"They scored 36 points in the second quarter, so we wanted to slow them down a little bit,” said Anfernee Simons. “Kevin Durant had a good last few minutes (of the second quarter), he started to get going, but we were able to slow him down a little bit. Robert (Covington) did a good job defending him in the second half... We were playing good team defense, playing hard and making fewer mistakes on defense so that helped us. We were playing together and as one.”
That defense, coupled with their own shotmaking, allowed Portland to outscore Brooklyn by 13 in the third to take an 87-81 lead into the fourth. And while Brooklyn would shoot 52 percent from the field in the fourth, Portland would never relinquish the lead in the final 12 minutes of play thanks to timely shooting from Ben McLemore, Covington’s defense on Durant, Simons’ playmaking and minor but necessary production from the bench.

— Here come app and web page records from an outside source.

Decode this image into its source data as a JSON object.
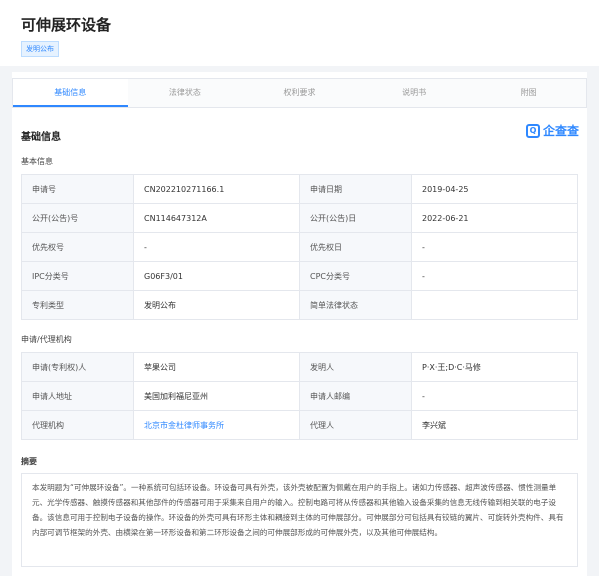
{
  "header": {
    "title": "可伸展环设备",
    "badge": "发明公布"
  },
  "tabs": [
    "基础信息",
    "法律状态",
    "权利要求",
    "说明书",
    "附图"
  ],
  "section_title": "基础信息",
  "logo_text": "企查查",
  "basic_info_title": "基本信息",
  "basic_info": [
    {
      "k1": "申请号",
      "v1": "CN202210271166.1",
      "k2": "申请日期",
      "v2": "2019-04-25"
    },
    {
      "k1": "公开(公告)号",
      "v1": "CN114647312A",
      "k2": "公开(公告)日",
      "v2": "2022-06-21"
    },
    {
      "k1": "优先权号",
      "v1": "-",
      "k2": "优先权日",
      "v2": "-"
    },
    {
      "k1": "IPC分类号",
      "v1": "G06F3/01",
      "k2": "CPC分类号",
      "v2": "-"
    },
    {
      "k1": "专利类型",
      "v1": "发明公布",
      "k2": "简单法律状态",
      "v2": ""
    }
  ],
  "applicant_title": "申请/代理机构",
  "applicant_info": [
    {
      "k1": "申请(专利权)人",
      "v1": "苹果公司",
      "k2": "发明人",
      "v2": "P·X·王;D·C·马修"
    },
    {
      "k1": "申请人地址",
      "v1": "美国加利福尼亚州",
      "k2": "申请人邮编",
      "v2": "-"
    },
    {
      "k1": "代理机构",
      "v1": "北京市金杜律师事务所",
      "k2": "代理人",
      "v2": "李兴斌"
    }
  ],
  "abstract_title": "摘要",
  "abstract": "本发明题为“可伸展环设备”。一种系统可包括环设备。环设备可具有外壳，该外壳被配置为佩戴在用户的手指上。诸如力传感器、超声波传感器、惯性测量单元、光学传感器、触摸传感器和其他部件的传感器可用于采集来自用户的输入。控制电路可将从传感器和其他输入设备采集的信息无线传输到相关联的电子设备。该信息可用于控制电子设备的操作。环设备的外壳可具有环形主体和耦接到主体的可伸展部分。可伸展部分可包括具有铰链的翼片、可旋转外壳构件、具有内部可调节框架的外壳、由横梁在第一环形设备和第二环形设备之间的可伸展部形成的可伸展外壳，以及其他可伸展结构。"
}
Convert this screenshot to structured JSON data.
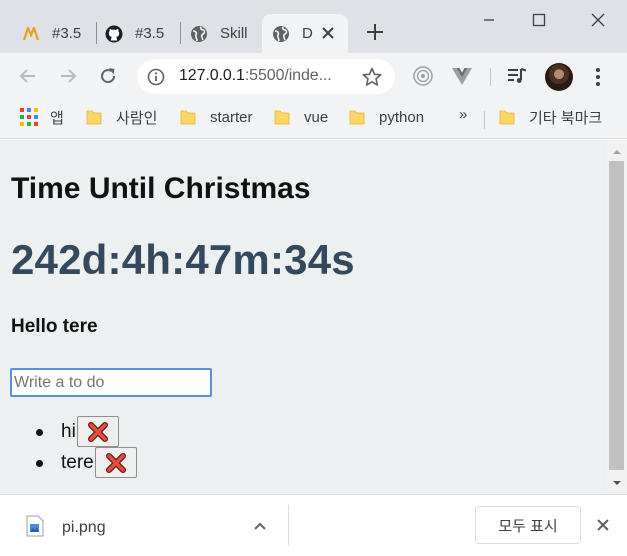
{
  "tabs": [
    {
      "label": "#3.5",
      "icon": "mooc-logo-icon"
    },
    {
      "label": "#3.5",
      "icon": "github-icon"
    },
    {
      "label": "Skill",
      "icon": "globe-icon"
    },
    {
      "label": "D",
      "icon": "globe-icon",
      "active": true
    }
  ],
  "toolbar": {
    "url_host": "127.0.0.1",
    "url_rest": ":5500/inde..."
  },
  "bookmarks": {
    "apps_label": "앱",
    "items": [
      "사람인",
      "starter",
      "vue",
      "python"
    ],
    "more": "»",
    "other": "기타 북마크"
  },
  "page": {
    "title": "Time Until Christmas",
    "clock": "242d:4h:47m:34s",
    "greeting": "Hello tere",
    "input_placeholder": "Write a to do",
    "todos": [
      "hi",
      "tere"
    ]
  },
  "downloads": {
    "file_name": "pi.png",
    "show_all": "모두 표시"
  },
  "colors": {
    "page_bg": "#ecf0f1",
    "clock": "#34495e",
    "delete_icon": "#e74c3c",
    "input_focus": "#5b8fd6"
  }
}
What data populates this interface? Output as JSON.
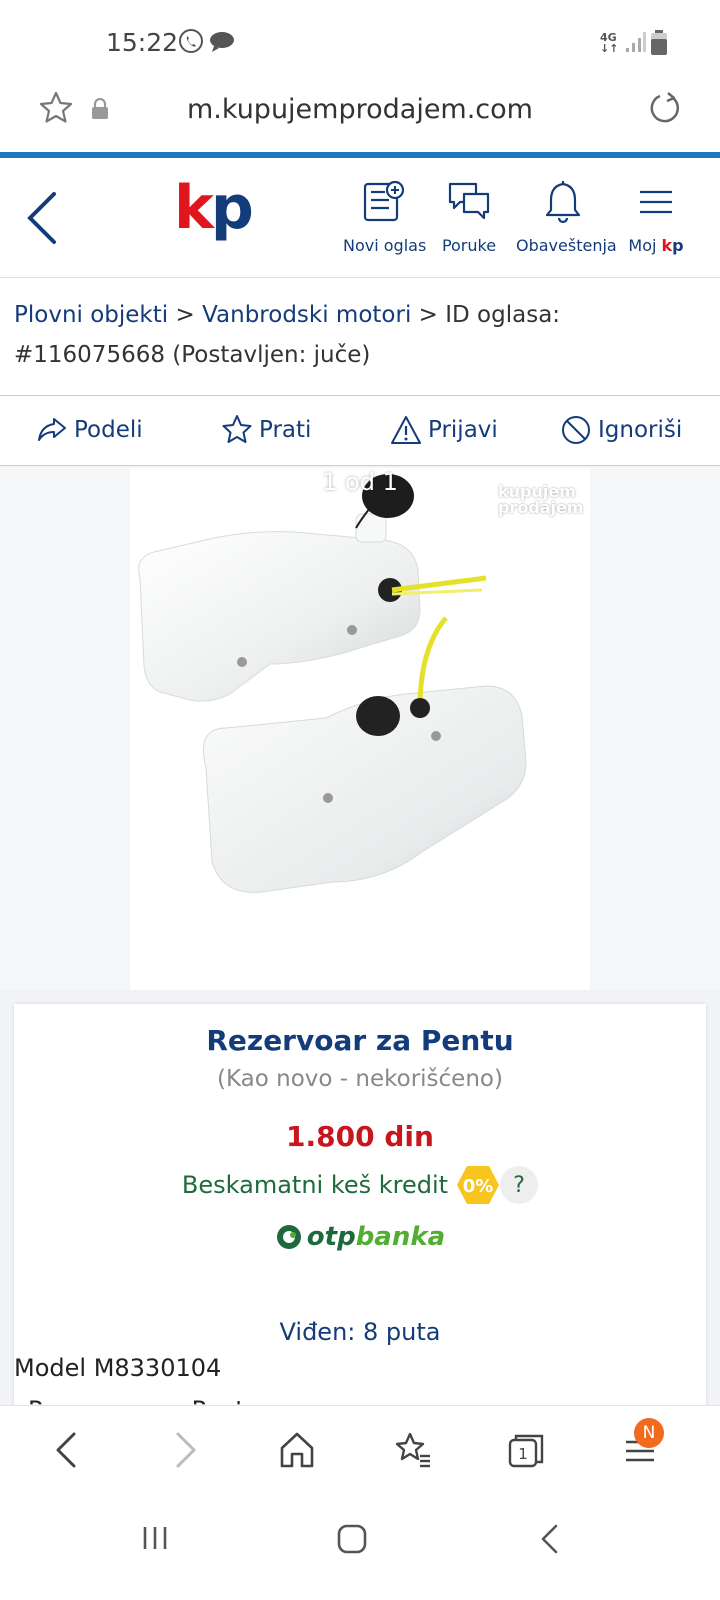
{
  "status_bar": {
    "time": "15:22",
    "network": "4G",
    "icons": [
      "viber-icon",
      "chat-bubble-icon",
      "signal-icon",
      "battery-icon"
    ]
  },
  "browser": {
    "url": "m.kupujemprodajem.com",
    "tab_count": "1",
    "menu_badge": "N"
  },
  "header": {
    "logo_k": "k",
    "logo_p": "p",
    "nav": [
      {
        "label": "Novi oglas",
        "icon": "new-listing-icon"
      },
      {
        "label": "Poruke",
        "icon": "messages-icon"
      },
      {
        "label": "Obaveštenja",
        "icon": "bell-icon"
      },
      {
        "label_prefix": "Moj ",
        "label_k": "k",
        "label_p": "p",
        "icon": "hamburger-menu-icon"
      }
    ]
  },
  "breadcrumb": {
    "cat1": "Plovni objekti",
    "sep1": " > ",
    "cat2": "Vanbrodski motori",
    "sep2": " > ",
    "id_text": "ID oglasa: #116075668 (Postavljen: juče)"
  },
  "actions": {
    "share": "Podeli",
    "follow": "Prati",
    "report": "Prijavi",
    "ignore": "Ignoriši"
  },
  "gallery": {
    "counter": "1 od 1",
    "watermark_line1": "kupujem",
    "watermark_line2": "prodajem"
  },
  "listing": {
    "title": "Rezervoar za Pentu",
    "condition": "(Kao novo - nekorišćeno)",
    "price": "1.800 din",
    "credit_text": "Beskamatni keš kredit",
    "credit_badge": "0%",
    "help": "?",
    "bank_prefix": "otp",
    "bank_suffix": "banka",
    "views": "Viđen: 8 puta",
    "model": "Model M8330104",
    "next_line": "Rezervoar za Pentu"
  },
  "colors": {
    "brand_blue": "#143c7a",
    "brand_red": "#e1161c",
    "price_red": "#c8161d",
    "credit_green": "#1e6a3c",
    "badge_yellow": "#f7c51e",
    "accent_line": "#1b79c4"
  }
}
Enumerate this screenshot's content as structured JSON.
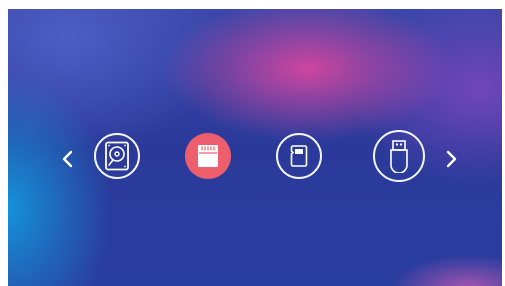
{
  "navigation": {
    "prev_icon": "chevron-left-icon",
    "next_icon": "chevron-right-icon"
  },
  "storage_devices": [
    {
      "id": "hard-disk",
      "icon": "hard-disk-icon",
      "selected": false
    },
    {
      "id": "sd-card",
      "icon": "sd-card-icon",
      "selected": true
    },
    {
      "id": "micro-sd-card",
      "icon": "micro-sd-card-icon",
      "selected": false
    },
    {
      "id": "usb-drive",
      "icon": "usb-drive-icon",
      "selected": false
    }
  ],
  "colors": {
    "selected_fill": "#ee5f6e",
    "icon_stroke": "#ffffff"
  }
}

“I liked everything about that,” said Billups. “Just loved our fight, we competed so hard. On the defensive end, they got two guys there’s nobody in the world can stop so we’ll have an issue with those guys, we’ve got to do a really good job on everybody else. And offensively, just share the ball. Everybody touch it, everybody moving, just sharing."
Simons went just 2-of-11 from three but 8-of-13 from two for 23 points and a career-high 11 assists for just the second double-double of his career. What’s more, he grabbed six rebounds and turned the ball over just three times in 38 minutes.
Covington went 6-of-9 from the field, 5-of-7 from three and 4-of-4 from the line for 21 points, his most ever scored as a Blazer, four rebounds, three steals, two blocks and an assist in 34 minutes.
“Just doing what I always said I'm going to do,” said Covington. “Now that we're short-handed and a lot of guys are out, it's just doing a little bit more. My approach has come a little bit more because like I said, I have to lock in a little bit longer because with so many people out I got to be the vocal point of this team.”
McLemore, getting his second-straight start in place of Norman Powell (health and safety protocols) finished with 20 points -- he scored seven points in the final minute and a half to help ice the victory -- five rebounds, two blocks and a steal in 30 minutes.
Nurkic added 14 points, eight rebounds, three assists and a steal in 32 minutes while Little went for 13 points, five rebounds, three blocks, two assists and a steal in 38 minutes.
Now, after playing 16 of their last 20 games at home, the Trail Blazers now hit the road for a six-game, nearly two week road trip starting Thursday night versus the Nuggets in Denver. Tipoff is scheduled for 7 p.m.